▸ **WORK TO BE COMPLETED**:
Pull every line with the word "time" out of the entries below.

▸ **PROVIDED DATA**:
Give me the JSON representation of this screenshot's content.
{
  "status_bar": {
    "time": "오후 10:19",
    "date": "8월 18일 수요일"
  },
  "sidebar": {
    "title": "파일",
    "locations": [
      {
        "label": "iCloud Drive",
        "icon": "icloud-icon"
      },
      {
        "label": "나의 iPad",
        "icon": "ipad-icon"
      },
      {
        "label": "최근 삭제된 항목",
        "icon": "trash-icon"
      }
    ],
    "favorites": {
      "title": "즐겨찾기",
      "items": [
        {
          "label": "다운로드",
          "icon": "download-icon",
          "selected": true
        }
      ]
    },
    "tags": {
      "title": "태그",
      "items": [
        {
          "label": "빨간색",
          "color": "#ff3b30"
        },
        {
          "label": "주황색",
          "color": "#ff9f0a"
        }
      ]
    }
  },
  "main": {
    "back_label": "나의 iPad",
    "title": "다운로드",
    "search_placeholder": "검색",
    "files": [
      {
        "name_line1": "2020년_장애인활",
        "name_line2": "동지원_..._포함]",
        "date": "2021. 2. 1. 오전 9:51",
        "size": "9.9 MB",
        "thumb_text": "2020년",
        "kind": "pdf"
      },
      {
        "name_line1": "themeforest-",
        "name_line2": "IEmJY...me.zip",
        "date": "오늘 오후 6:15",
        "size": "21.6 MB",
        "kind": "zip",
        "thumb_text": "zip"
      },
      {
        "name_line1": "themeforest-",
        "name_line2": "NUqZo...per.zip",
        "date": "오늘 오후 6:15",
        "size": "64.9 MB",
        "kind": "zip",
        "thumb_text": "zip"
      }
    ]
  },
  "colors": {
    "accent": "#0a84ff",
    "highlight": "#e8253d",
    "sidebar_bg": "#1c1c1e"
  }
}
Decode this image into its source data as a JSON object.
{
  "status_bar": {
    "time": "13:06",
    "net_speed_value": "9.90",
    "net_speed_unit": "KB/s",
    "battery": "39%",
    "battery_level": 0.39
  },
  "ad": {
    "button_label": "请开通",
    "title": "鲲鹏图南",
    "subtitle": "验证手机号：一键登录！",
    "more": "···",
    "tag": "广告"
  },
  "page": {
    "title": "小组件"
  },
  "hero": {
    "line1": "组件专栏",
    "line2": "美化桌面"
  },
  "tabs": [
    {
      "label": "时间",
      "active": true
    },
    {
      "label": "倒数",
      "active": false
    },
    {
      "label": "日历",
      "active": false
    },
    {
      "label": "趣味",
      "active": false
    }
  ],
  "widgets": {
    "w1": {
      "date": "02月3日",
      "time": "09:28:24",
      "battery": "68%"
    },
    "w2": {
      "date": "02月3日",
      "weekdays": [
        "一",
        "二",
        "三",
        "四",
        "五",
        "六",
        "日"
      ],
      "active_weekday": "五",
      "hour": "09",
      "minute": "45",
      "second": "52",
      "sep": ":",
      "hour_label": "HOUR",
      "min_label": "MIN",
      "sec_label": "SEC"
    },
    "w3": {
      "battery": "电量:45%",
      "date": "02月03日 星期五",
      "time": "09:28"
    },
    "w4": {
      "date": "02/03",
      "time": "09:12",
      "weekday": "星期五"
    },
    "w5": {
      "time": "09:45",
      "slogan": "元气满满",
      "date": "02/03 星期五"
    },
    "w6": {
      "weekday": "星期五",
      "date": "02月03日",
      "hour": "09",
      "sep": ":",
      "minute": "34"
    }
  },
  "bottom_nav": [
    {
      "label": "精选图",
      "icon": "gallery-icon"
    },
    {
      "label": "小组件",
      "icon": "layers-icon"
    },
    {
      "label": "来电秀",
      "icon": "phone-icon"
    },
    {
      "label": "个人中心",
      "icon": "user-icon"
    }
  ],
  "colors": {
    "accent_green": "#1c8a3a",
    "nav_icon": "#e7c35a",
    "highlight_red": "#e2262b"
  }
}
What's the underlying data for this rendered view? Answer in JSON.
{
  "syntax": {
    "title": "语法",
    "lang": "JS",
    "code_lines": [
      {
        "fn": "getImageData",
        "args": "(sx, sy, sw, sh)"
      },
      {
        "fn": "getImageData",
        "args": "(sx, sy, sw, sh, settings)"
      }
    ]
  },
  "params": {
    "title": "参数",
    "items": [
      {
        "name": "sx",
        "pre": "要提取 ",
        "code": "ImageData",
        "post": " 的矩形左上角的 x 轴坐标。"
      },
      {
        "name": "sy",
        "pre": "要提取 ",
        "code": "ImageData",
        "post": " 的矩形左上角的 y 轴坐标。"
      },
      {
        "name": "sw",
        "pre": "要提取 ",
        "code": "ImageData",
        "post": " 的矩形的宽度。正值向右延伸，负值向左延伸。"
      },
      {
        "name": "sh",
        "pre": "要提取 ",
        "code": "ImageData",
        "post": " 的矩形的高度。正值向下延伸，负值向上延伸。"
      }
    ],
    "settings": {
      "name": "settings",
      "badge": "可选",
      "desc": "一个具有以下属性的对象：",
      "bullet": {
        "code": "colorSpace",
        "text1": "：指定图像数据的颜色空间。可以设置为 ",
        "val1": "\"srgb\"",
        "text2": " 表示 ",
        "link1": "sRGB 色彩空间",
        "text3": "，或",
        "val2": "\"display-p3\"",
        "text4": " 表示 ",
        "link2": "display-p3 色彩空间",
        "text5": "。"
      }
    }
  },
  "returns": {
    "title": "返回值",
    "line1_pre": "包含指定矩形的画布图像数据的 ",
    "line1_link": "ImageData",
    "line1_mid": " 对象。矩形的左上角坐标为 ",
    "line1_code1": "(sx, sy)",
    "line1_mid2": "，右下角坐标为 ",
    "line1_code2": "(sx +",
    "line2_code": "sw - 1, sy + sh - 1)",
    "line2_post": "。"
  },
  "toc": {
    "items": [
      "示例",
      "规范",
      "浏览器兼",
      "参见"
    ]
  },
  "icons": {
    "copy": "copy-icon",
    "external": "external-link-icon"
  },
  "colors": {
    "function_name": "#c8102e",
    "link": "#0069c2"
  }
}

▸ **SOLUTION FOR THIS TASK**:
    "time": "오후 10:19",
    "time": "13:06",
      "time": "09:28:24",
      "time": "09:28"
      "time": "09:12",
      "time": "09:45",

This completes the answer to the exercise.